By Holly Fisher
Rep. Shannon Erickson’s great-grandfather was one of those doctors in rural Georgia who traveled the countryside to visit their patients. Sometimes patients paid in cash and sometimes they paid in chickens. Erickson’s mother was a nurse who spent more than 20 years in elder care.
Her family history and her understanding of the need for better health care access in South Carolina led Erickson (R-Beaufort) to cosponsor a bill, signed into law in May, revising the Nurse Licensure Compact, which allows registered and licensed practical nurses from other states to practice personally or via telemedicine in South Carolina.
“The key piece here is access. Folks need to be able to have access to health care, and in the rural areas of our state, that is the biggest hurdle,” Erickson said. “The nurse compact act levels the playing field.”
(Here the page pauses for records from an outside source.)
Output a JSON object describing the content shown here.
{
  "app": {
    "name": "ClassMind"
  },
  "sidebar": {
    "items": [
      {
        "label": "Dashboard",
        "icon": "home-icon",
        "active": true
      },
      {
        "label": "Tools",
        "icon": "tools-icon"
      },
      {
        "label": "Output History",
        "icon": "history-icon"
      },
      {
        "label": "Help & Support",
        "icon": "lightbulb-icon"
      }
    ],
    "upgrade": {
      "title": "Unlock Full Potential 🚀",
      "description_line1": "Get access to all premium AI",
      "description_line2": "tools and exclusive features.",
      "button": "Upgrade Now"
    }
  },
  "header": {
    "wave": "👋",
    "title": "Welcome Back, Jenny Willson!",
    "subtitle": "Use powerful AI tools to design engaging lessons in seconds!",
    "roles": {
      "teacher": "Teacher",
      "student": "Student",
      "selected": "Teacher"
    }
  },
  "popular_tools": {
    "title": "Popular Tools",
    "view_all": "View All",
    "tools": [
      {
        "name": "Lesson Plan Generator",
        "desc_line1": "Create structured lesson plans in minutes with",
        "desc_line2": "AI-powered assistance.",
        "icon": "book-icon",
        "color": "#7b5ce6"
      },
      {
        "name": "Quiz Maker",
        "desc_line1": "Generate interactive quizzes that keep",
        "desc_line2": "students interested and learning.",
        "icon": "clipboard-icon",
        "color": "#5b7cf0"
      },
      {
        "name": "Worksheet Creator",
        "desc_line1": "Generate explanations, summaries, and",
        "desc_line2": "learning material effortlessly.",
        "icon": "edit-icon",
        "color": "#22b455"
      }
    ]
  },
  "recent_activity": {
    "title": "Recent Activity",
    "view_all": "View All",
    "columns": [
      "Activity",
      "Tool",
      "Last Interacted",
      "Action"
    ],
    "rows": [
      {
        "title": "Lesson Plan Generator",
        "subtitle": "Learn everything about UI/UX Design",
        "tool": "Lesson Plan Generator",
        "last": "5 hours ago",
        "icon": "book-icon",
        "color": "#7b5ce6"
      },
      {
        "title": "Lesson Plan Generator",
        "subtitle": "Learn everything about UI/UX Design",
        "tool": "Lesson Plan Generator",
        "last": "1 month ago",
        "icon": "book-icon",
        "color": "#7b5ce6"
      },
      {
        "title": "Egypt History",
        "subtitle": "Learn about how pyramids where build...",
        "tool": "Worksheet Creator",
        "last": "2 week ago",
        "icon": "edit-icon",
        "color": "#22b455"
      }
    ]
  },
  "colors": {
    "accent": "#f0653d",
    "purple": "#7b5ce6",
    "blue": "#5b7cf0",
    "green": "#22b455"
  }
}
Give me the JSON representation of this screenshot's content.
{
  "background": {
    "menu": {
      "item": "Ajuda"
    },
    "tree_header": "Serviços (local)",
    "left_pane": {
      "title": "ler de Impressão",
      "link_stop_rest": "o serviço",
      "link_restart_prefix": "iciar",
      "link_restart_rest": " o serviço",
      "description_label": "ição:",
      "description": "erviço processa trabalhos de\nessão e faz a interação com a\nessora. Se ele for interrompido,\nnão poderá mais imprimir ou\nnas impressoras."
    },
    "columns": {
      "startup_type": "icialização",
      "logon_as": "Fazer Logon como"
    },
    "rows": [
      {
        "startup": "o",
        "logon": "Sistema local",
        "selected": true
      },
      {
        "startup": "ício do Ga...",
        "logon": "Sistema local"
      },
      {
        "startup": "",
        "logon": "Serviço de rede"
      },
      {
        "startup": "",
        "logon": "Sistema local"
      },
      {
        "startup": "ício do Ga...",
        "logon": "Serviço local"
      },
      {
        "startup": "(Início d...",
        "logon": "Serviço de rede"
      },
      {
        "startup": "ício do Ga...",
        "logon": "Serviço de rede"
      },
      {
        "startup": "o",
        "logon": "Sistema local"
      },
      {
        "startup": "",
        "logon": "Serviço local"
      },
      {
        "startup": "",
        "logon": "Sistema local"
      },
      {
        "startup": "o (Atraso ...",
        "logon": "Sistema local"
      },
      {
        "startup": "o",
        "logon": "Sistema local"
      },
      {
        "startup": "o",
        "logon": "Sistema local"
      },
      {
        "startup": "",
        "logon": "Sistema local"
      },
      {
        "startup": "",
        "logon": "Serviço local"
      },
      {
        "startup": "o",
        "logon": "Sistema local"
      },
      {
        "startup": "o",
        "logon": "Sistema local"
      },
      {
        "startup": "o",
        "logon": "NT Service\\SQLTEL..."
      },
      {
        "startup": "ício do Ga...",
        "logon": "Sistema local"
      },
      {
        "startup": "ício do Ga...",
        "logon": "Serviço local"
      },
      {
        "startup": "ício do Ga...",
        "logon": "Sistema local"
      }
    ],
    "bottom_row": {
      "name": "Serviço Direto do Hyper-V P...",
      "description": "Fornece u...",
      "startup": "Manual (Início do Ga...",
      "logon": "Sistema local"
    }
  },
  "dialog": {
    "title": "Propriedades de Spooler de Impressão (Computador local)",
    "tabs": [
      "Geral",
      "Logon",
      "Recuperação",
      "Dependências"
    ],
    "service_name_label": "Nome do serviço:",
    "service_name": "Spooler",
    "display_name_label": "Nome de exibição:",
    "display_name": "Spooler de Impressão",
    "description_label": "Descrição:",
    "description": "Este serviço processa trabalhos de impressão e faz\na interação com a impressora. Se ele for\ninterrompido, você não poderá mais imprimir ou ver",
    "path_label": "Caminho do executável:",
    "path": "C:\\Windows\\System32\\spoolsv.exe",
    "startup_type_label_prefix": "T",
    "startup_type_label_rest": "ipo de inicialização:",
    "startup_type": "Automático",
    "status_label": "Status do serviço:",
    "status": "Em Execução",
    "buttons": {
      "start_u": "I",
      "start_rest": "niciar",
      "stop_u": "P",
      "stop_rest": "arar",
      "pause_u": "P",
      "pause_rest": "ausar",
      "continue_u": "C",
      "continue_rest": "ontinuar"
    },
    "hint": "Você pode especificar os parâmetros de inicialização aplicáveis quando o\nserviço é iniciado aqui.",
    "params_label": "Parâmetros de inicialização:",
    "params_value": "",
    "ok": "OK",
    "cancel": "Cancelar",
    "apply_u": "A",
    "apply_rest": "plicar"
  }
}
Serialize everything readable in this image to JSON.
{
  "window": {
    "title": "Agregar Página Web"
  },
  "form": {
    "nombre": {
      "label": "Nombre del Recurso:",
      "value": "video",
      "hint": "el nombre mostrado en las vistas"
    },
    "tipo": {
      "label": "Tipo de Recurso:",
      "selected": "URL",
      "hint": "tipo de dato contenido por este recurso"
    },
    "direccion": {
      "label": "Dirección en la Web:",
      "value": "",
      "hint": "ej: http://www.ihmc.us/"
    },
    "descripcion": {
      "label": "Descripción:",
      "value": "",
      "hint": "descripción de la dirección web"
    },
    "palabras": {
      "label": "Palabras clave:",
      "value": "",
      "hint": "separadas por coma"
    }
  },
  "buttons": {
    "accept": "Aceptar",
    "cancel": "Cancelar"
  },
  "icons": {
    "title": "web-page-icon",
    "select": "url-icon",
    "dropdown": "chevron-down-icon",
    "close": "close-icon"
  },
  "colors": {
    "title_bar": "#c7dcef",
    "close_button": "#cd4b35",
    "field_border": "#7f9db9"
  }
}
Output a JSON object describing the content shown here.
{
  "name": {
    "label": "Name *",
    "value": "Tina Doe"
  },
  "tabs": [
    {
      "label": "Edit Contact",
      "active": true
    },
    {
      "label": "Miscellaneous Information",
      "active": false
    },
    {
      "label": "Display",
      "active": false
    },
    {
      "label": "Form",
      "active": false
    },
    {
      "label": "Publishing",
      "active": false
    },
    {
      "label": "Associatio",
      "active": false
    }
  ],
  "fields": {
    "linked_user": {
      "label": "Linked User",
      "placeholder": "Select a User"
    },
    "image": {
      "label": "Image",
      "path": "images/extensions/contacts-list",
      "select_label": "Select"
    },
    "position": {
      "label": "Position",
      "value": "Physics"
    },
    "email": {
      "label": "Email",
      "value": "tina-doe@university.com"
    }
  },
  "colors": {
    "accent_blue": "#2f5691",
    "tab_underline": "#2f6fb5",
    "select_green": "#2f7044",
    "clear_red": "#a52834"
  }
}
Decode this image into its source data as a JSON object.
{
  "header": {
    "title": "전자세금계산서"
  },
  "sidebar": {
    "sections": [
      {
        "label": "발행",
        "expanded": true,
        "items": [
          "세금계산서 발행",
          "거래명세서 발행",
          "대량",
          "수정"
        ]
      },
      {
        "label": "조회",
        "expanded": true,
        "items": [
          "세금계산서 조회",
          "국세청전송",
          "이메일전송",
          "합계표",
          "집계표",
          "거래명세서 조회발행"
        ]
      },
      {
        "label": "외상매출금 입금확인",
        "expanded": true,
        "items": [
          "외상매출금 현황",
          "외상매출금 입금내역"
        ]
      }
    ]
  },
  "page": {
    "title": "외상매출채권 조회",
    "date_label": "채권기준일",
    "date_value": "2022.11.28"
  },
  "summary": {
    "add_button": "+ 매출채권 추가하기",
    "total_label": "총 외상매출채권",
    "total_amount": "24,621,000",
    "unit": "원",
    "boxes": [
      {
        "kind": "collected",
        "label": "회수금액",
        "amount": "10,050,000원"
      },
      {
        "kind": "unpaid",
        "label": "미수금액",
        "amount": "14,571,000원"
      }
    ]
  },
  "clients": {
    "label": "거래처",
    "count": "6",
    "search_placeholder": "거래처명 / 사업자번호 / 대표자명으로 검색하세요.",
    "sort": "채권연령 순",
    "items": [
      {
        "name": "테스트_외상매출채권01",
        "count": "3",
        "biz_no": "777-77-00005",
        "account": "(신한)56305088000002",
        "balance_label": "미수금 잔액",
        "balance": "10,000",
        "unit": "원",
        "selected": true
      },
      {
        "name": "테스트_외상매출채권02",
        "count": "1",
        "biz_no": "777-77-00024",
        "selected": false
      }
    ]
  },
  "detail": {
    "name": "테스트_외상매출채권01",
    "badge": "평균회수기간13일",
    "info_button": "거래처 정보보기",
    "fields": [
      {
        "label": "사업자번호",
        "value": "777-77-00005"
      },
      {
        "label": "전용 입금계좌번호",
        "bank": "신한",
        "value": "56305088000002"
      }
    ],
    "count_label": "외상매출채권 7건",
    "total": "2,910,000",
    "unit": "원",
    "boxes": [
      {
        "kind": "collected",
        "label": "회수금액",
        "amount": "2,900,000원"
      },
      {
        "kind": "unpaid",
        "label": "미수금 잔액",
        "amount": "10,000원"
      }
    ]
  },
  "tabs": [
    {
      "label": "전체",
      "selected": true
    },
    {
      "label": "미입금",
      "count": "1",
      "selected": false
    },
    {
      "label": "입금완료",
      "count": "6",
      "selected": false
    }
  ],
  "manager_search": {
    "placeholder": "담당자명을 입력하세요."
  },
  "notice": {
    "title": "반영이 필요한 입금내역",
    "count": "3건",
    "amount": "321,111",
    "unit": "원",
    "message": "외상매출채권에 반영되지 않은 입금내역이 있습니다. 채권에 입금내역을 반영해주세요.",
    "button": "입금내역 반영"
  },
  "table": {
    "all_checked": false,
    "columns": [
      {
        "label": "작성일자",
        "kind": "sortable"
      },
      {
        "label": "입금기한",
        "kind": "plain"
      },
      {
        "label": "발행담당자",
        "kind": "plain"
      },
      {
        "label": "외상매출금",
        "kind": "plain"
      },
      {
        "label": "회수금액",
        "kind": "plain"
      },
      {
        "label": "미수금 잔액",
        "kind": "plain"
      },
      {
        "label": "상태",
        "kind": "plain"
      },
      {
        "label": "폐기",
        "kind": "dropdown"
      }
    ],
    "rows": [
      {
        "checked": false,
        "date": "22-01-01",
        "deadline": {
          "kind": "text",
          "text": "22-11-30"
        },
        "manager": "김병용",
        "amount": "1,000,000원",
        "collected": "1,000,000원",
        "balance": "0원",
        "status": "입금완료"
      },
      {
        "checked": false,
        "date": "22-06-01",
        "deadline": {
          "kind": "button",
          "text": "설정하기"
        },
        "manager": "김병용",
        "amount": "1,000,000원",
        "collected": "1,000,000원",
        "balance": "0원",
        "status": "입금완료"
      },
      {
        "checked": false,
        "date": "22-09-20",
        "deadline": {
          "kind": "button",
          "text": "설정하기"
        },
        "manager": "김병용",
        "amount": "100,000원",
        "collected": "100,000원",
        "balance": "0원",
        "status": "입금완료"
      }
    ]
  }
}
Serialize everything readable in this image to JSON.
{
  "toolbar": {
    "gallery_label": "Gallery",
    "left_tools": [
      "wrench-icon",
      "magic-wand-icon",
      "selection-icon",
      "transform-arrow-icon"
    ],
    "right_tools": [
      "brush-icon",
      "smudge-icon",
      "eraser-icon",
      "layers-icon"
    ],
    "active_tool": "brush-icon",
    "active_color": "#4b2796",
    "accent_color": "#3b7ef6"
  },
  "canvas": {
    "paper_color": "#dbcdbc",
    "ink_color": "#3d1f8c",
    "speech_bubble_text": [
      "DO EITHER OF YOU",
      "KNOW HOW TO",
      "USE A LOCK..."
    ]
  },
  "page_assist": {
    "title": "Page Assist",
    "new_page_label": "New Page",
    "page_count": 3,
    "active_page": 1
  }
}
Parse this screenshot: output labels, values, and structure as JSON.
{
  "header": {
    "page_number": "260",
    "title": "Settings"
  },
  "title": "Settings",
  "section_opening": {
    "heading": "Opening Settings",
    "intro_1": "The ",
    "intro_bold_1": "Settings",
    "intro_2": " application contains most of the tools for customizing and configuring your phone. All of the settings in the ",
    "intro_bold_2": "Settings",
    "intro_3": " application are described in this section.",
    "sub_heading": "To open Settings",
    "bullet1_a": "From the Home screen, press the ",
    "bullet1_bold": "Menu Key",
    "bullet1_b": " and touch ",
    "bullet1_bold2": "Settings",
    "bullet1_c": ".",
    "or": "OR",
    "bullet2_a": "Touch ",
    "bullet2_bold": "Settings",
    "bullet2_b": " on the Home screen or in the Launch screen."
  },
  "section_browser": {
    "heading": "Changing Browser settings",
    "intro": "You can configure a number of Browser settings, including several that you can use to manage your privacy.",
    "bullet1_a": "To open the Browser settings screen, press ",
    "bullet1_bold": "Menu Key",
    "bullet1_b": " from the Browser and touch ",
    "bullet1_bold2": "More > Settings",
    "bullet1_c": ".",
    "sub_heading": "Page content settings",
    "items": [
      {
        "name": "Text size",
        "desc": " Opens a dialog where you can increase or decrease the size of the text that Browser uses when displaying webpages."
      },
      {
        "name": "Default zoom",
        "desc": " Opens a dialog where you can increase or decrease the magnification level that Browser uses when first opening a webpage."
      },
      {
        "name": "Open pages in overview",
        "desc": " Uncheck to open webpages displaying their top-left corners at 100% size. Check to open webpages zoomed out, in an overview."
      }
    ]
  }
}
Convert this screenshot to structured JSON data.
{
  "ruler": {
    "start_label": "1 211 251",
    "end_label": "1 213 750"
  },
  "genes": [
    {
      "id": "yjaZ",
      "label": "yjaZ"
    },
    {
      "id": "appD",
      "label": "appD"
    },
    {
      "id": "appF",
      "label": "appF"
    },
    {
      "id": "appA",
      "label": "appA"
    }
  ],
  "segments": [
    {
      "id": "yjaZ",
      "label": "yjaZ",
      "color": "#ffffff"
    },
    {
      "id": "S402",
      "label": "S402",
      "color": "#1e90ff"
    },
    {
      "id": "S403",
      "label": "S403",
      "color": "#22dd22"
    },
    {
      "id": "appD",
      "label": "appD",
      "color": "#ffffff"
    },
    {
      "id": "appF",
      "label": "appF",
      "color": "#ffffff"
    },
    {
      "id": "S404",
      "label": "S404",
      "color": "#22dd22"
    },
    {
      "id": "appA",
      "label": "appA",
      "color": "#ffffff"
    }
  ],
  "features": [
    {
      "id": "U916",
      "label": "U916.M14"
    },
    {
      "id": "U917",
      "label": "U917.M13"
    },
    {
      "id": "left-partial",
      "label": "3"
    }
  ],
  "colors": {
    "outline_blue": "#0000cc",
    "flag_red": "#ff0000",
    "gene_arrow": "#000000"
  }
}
Coretta Bedsole, AARP South Carolina associate state director for advocacy, said this action and other telehealth policies advanced in the state over the past few years go a long way toward expanding health care access.
For older people in rural areas, getting to a doctor’s appointment can be a lengthy ordeal. She noted that someone in a rural Upstate area trying to get to a medical appointment in Spartanburg would have to board a bus at 8 a.m., go to the appointment and then wait for the bus to take them home at 5 p.m.
Erickson said lawmakers understand how difficult it is for many residents to access health care. As a result, the nurse compact act, stabilizing the law that expanded the pool of nurses who can practice in the state, passed with virtually no opposition.
“South Carolina prides itself on being a good place for people who have chosen to retire or want to stay here and live out their lives,” Erickson said. “We’re just about as retirement friendly as you can get. Our tax code is set up so it’s attractive financially. Another of those support systems is health care access. We really do care.”
Several medical facilities have long provided telehealth.
The Medical University of South Carolina in Charleston has been using telehealth for more than a decade in the areas of maternal fetal health, stroke and psychiatry.
Shawn Valenta, director of telehealth for MUSC’s Center for Telehealth, works closely with medical providers to improve patient care and health outcomes.
Before telehealth, fewer than 40 percent of the state’s residents lived within a 60-minute drive of time-sensitive expert stroke care.
“Where South Carolina stroke victims were treated had a major impact on their outcome,” Valenta said. “Now, telehealth has increased that access to time-sensitive care to over 96 percent of the population.”
For example, when a possible stroke patient arrives at a small community hospital that doesn’t have a staff neurologist, the hospital can teleconference with a specialist at a facility like MUSC to determine if the patient needs to be transported there or elsewhere.
Telehealth also benefits patients in their homes as they manage chronic conditions, such as diabetes, or recover from recent surgery.
Christianna Novakovic, telehealth program coordinator for the Care Coordination Institute in Greenville, said certain patients take home a device that is connected to a blood pressure cuff or a glucometer.
The devices allow care managers to monitor basic vital signs and data from afar, saving both medical providers and patients hours of drive time to and from the doctor’s office.
Even older patients who haven’t grown up with technology are adapting quickly to this shift in medicine, Novakovic said. “Patients love it. It’s more convenient for them, saves them money, and they get healthier faster.”
Holly Fisher is a writer living in Mt. Pleasant, S.C.
• Ask your current health care provider about telehealth options, especially if you live in a rural area or have trouble securing adequate transportation.
• Check with your insurance provider about what is or isn’t covered by telehealth.
• Make sure the provider’s technology protects your privacy and complies with the Health Insurance Portability and Accountability Act. For example, providers shouldn’t be using Skype or FaceTime as those are not HIPAA-compliant.
Source: Shawn Valenta, Center for Telehealth at the Medical University of South Carolina